To begin in hockey conditioning lets first focus on skating, as you will spend an entire match on your feet. If you stink at skating it's going to be hard to have fun and it will be one long game. There are plenty of drills you can use (depending on the age of your players) however if you are looking for some that any age level can do to improve their hockey conditioning then go with these sure fire ones.
• Suicides – A simple drill that is used in various sports to improve both conditioning and ability to cut and move. It will have your players improving on their cardiovascular fitness as well as skating ability.
• Zig Zag – This drill is like suicides but instead of skating in straight lines players will skate the angles to develop hockey conditioning. All you need are some cones to set up in a Zig Zag pattern and have your players go. You can also have them skate the path with a stick and puck, but only once they have the hang of skating.

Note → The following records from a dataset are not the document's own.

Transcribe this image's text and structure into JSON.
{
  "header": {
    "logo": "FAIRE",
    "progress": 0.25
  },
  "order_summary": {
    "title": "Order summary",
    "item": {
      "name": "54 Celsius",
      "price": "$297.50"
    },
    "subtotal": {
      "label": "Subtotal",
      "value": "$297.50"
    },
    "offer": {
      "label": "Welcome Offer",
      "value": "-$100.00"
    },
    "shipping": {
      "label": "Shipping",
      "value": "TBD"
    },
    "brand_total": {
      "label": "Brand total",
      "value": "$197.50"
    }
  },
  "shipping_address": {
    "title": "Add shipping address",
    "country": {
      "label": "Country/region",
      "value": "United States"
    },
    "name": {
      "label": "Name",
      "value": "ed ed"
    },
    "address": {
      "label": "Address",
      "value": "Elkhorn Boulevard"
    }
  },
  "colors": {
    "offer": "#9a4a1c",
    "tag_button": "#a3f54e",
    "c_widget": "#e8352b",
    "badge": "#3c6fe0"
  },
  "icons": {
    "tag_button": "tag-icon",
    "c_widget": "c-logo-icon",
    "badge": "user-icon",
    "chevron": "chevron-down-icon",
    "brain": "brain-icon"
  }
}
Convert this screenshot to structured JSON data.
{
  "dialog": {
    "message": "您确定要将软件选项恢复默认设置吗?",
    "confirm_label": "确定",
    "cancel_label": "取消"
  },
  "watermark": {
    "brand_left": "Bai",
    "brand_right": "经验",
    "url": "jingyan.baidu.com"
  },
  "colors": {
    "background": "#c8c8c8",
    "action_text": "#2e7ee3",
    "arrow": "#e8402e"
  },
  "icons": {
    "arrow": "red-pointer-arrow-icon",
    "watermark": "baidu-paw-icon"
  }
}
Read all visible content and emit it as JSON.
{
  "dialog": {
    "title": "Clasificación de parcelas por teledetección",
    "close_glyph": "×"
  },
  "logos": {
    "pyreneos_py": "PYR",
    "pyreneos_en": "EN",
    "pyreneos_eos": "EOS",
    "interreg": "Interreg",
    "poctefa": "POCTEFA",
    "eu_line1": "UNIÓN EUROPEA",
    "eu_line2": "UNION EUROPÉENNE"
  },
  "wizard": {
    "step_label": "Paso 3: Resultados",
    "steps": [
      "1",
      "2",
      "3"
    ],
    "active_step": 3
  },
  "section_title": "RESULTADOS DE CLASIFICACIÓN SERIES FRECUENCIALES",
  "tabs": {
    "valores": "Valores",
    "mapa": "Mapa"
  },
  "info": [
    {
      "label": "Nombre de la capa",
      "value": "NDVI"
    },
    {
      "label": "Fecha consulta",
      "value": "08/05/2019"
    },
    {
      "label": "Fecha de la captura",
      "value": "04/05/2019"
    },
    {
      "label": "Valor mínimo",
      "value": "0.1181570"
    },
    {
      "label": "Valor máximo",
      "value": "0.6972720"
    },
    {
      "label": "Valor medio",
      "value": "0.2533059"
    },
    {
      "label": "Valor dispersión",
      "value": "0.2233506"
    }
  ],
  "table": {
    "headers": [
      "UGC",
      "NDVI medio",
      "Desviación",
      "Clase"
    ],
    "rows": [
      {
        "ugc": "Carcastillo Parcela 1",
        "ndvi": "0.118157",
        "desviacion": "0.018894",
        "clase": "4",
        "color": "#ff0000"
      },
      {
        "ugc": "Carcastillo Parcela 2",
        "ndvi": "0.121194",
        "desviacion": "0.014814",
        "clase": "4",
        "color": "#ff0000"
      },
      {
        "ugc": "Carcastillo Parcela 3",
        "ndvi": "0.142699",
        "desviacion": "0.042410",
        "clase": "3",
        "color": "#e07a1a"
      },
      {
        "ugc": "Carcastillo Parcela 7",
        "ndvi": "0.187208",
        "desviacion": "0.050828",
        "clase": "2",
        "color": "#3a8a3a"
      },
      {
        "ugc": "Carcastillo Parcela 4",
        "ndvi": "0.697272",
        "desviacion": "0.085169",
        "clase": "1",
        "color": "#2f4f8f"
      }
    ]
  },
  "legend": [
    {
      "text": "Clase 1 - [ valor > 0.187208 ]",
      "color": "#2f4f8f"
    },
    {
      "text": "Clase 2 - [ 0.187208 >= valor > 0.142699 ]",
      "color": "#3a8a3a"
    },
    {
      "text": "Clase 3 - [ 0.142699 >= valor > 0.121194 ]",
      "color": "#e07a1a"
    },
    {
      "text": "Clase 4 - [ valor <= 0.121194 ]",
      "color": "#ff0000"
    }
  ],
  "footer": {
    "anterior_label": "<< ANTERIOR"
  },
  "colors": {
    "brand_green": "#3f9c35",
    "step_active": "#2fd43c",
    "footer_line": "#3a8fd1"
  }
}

• Race & Stop – Here is a drill that will build your young athlete's competitive spirit as well as improve their skating and conditioning. Have a starting line and a stop zone, then line two kids up and tell them to go. Have them race to the stop zone and whoever gets there first, successfully stopping is the winner.
As your kids hockey conditioning starts to progress you can add in additional drills to continue development and build on puck handling, checking, blocking, and more. These drills will also build team work and can be integrated into actual practices. Here are some drills that will develop puck handling and are great for both beginners and intermediate players.
• Zig Zag – Same drill as above.
• 1 on 1 – This drill will have your players developing all sorts of skills: puck handling, how to get around an opponent, and hockey conditioning.
• Maze Drill – Set up a maze on the rink with cones and other obstacles. Have your players take their stick and try to navigate with a puck through the maze as fast as possible. Make sure to keep the times written down so the players can try to improve as time goes on.
Once your players are at a level you feel comfortable with then you can have them play scrimmage games such as 3 on 3 and 5 on 5. Not only will they give the kids a sense of how the game goes it will work them hard and build up their hockey conditioning to an acceptable game level. These are just a few things you can do to turn your players into machines. The more you are around the game and your team the more you will learn what it is that they are good at and what they need more work on.
Article Title: Ice Hockey Conditioning for the Beginning Athlete